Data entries
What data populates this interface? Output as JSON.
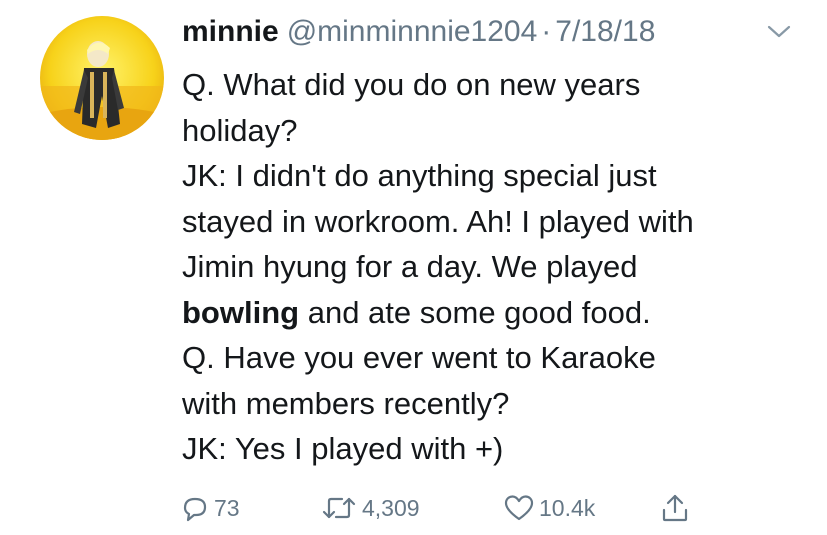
{
  "tweet": {
    "author": {
      "display_name": "minnie",
      "handle": "@minminnnie1204",
      "separator": "·",
      "date": "7/18/18"
    },
    "body_lines": [
      "Q. What did you do on new years",
      "holiday?",
      "JK: I didn't do anything special just",
      "stayed in workroom. Ah! I played with",
      "Jimin hyung for a day. We played"
    ],
    "bold_line": {
      "bold": "bowling",
      "rest": " and ate some good food."
    },
    "body_lines_after": [
      "Q. Have you ever went to Karaoke",
      "with members recently?",
      "JK: Yes I played with +)"
    ],
    "actions": {
      "reply": {
        "icon": "reply-icon",
        "count": "73"
      },
      "retweet": {
        "icon": "retweet-icon",
        "count": "4,309"
      },
      "like": {
        "icon": "heart-icon",
        "count": "10.4k"
      },
      "share": {
        "icon": "share-icon"
      }
    },
    "colors": {
      "text": "#14171a",
      "secondary": "#657786",
      "background": "#ffffff"
    }
  }
}
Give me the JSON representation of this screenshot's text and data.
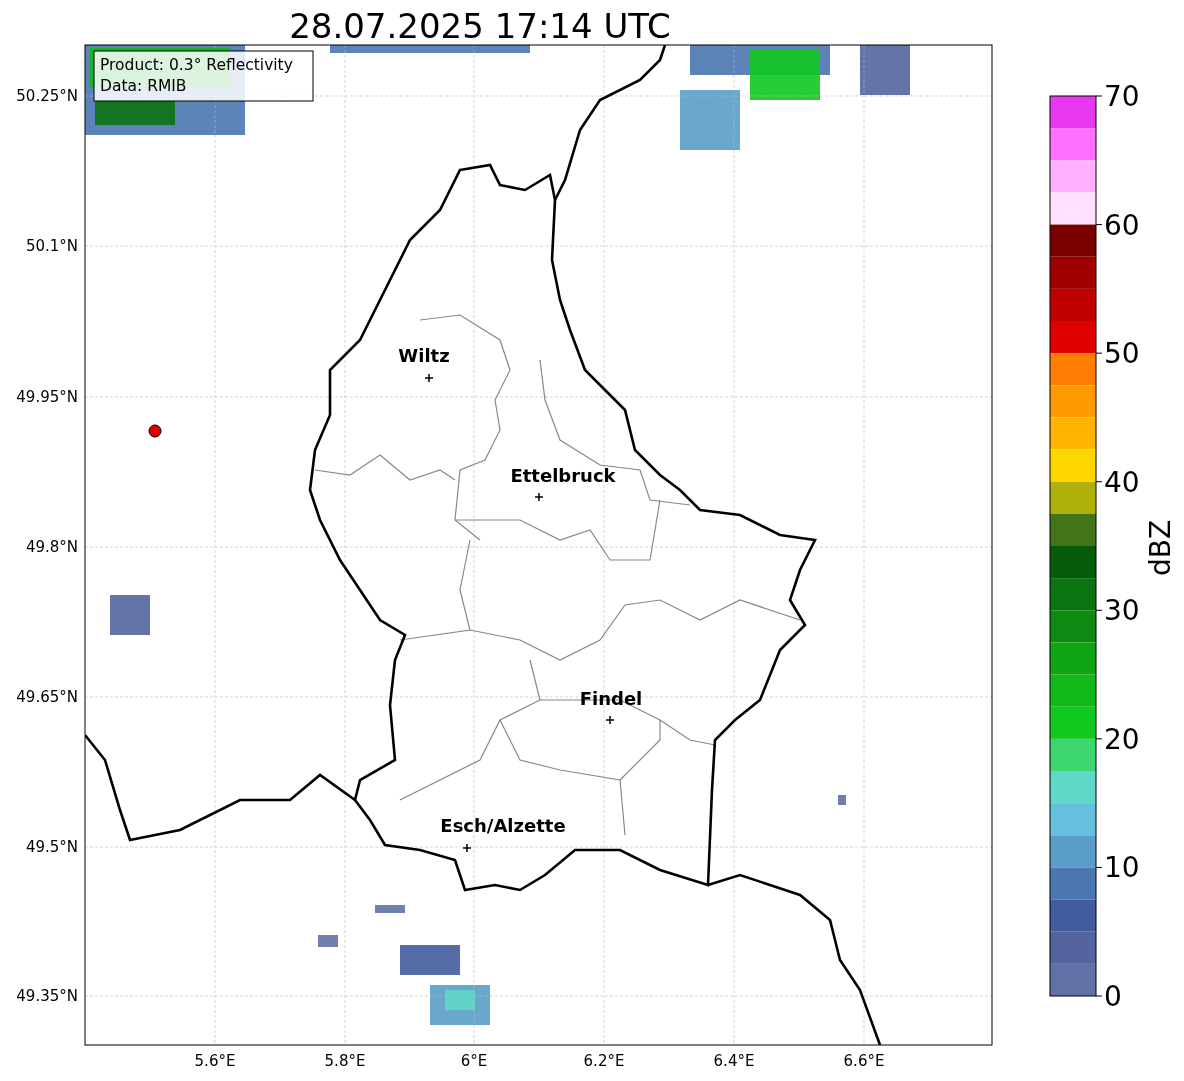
{
  "title": "28.07.2025 17:14 UTC",
  "info_box": [
    "Product: 0.3° Reflectivity",
    "Data: RMIB"
  ],
  "cities": [
    {
      "name": "Wiltz"
    },
    {
      "name": "Ettelbruck"
    },
    {
      "name": "Findel"
    },
    {
      "name": "Esch/Alzette"
    }
  ],
  "lat_ticks": [
    "50.25°N",
    "50.1°N",
    "49.95°N",
    "49.8°N",
    "49.65°N",
    "49.5°N",
    "49.35°N"
  ],
  "lon_ticks": [
    "5.6°E",
    "5.8°E",
    "6°E",
    "6.2°E",
    "6.4°E",
    "6.6°E"
  ],
  "colorbar": {
    "label": "dBZ",
    "ticks": [
      "70",
      "60",
      "50",
      "40",
      "30",
      "20",
      "10",
      "0"
    ],
    "bins": [
      {
        "color": "#e838f0"
      },
      {
        "color": "#ff70ff"
      },
      {
        "color": "#ffb0ff"
      },
      {
        "color": "#ffe0ff"
      },
      {
        "color": "#7a0000"
      },
      {
        "color": "#a00000"
      },
      {
        "color": "#c00000"
      },
      {
        "color": "#e00000"
      },
      {
        "color": "#ff7d00"
      },
      {
        "color": "#ff9b00"
      },
      {
        "color": "#ffb400"
      },
      {
        "color": "#ffd700"
      },
      {
        "color": "#b0b00a"
      },
      {
        "color": "#44741a"
      },
      {
        "color": "#075c0c"
      },
      {
        "color": "#0b7311"
      },
      {
        "color": "#0e8a12"
      },
      {
        "color": "#10a515"
      },
      {
        "color": "#10b81a"
      },
      {
        "color": "#10c81e"
      },
      {
        "color": "#3dd670"
      },
      {
        "color": "#5fd8c8"
      },
      {
        "color": "#64c0dc"
      },
      {
        "color": "#5a9dc8"
      },
      {
        "color": "#4a77b0"
      },
      {
        "color": "#435ca0"
      },
      {
        "color": "#53649f"
      },
      {
        "color": "#6272a6"
      }
    ]
  }
}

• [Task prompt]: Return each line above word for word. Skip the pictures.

• [Result]:
What data populates this interface? Output as JSON.
{
  "tweet": {
    "author": {
      "display_name": "minnie",
      "handle": "@minminnnie1204",
      "separator": "·",
      "date": "7/18/18"
    },
    "body_lines": [
      "Q. What did you do on new years",
      "holiday?",
      "JK: I didn't do anything special just",
      "stayed in workroom. Ah! I played with",
      "Jimin hyung for a day. We played"
    ],
    "bold_line": {
      "bold": "bowling",
      "rest": " and ate some good food."
    },
    "body_lines_after": [
      "Q. Have you ever went to Karaoke",
      "with members recently?",
      "JK: Yes I played with +)"
    ],
    "actions": {
      "reply": {
        "icon": "reply-icon",
        "count": "73"
      },
      "retweet": {
        "icon": "retweet-icon",
        "count": "4,309"
      },
      "like": {
        "icon": "heart-icon",
        "count": "10.4k"
      },
      "share": {
        "icon": "share-icon"
      }
    },
    "colors": {
      "text": "#14171a",
      "secondary": "#657786",
      "background": "#ffffff"
    }
  }
}
Give me the JSON representation of this screenshot's text and data.
{
  "title": "28.07.2025 17:14 UTC",
  "info_box": [
    "Product: 0.3° Reflectivity",
    "Data: RMIB"
  ],
  "cities": [
    {
      "name": "Wiltz"
    },
    {
      "name": "Ettelbruck"
    },
    {
      "name": "Findel"
    },
    {
      "name": "Esch/Alzette"
    }
  ],
  "lat_ticks": [
    "50.25°N",
    "50.1°N",
    "49.95°N",
    "49.8°N",
    "49.65°N",
    "49.5°N",
    "49.35°N"
  ],
  "lon_ticks": [
    "5.6°E",
    "5.8°E",
    "6°E",
    "6.2°E",
    "6.4°E",
    "6.6°E"
  ],
  "colorbar": {
    "label": "dBZ",
    "ticks": [
      "70",
      "60",
      "50",
      "40",
      "30",
      "20",
      "10",
      "0"
    ],
    "bins": [
      {
        "color": "#e838f0"
      },
      {
        "color": "#ff70ff"
      },
      {
        "color": "#ffb0ff"
      },
      {
        "color": "#ffe0ff"
      },
      {
        "color": "#7a0000"
      },
      {
        "color": "#a00000"
      },
      {
        "color": "#c00000"
      },
      {
        "color": "#e00000"
      },
      {
        "color": "#ff7d00"
      },
      {
        "color": "#ff9b00"
      },
      {
        "color": "#ffb400"
      },
      {
        "color": "#ffd700"
      },
      {
        "color": "#b0b00a"
      },
      {
        "color": "#44741a"
      },
      {
        "color": "#075c0c"
      },
      {
        "color": "#0b7311"
      },
      {
        "color": "#0e8a12"
      },
      {
        "color": "#10a515"
      },
      {
        "color": "#10b81a"
      },
      {
        "color": "#10c81e"
      },
      {
        "color": "#3dd670"
      },
      {
        "color": "#5fd8c8"
      },
      {
        "color": "#64c0dc"
      },
      {
        "color": "#5a9dc8"
      },
      {
        "color": "#4a77b0"
      },
      {
        "color": "#435ca0"
      },
      {
        "color": "#53649f"
      },
      {
        "color": "#6272a6"
      }
    ]
  }
}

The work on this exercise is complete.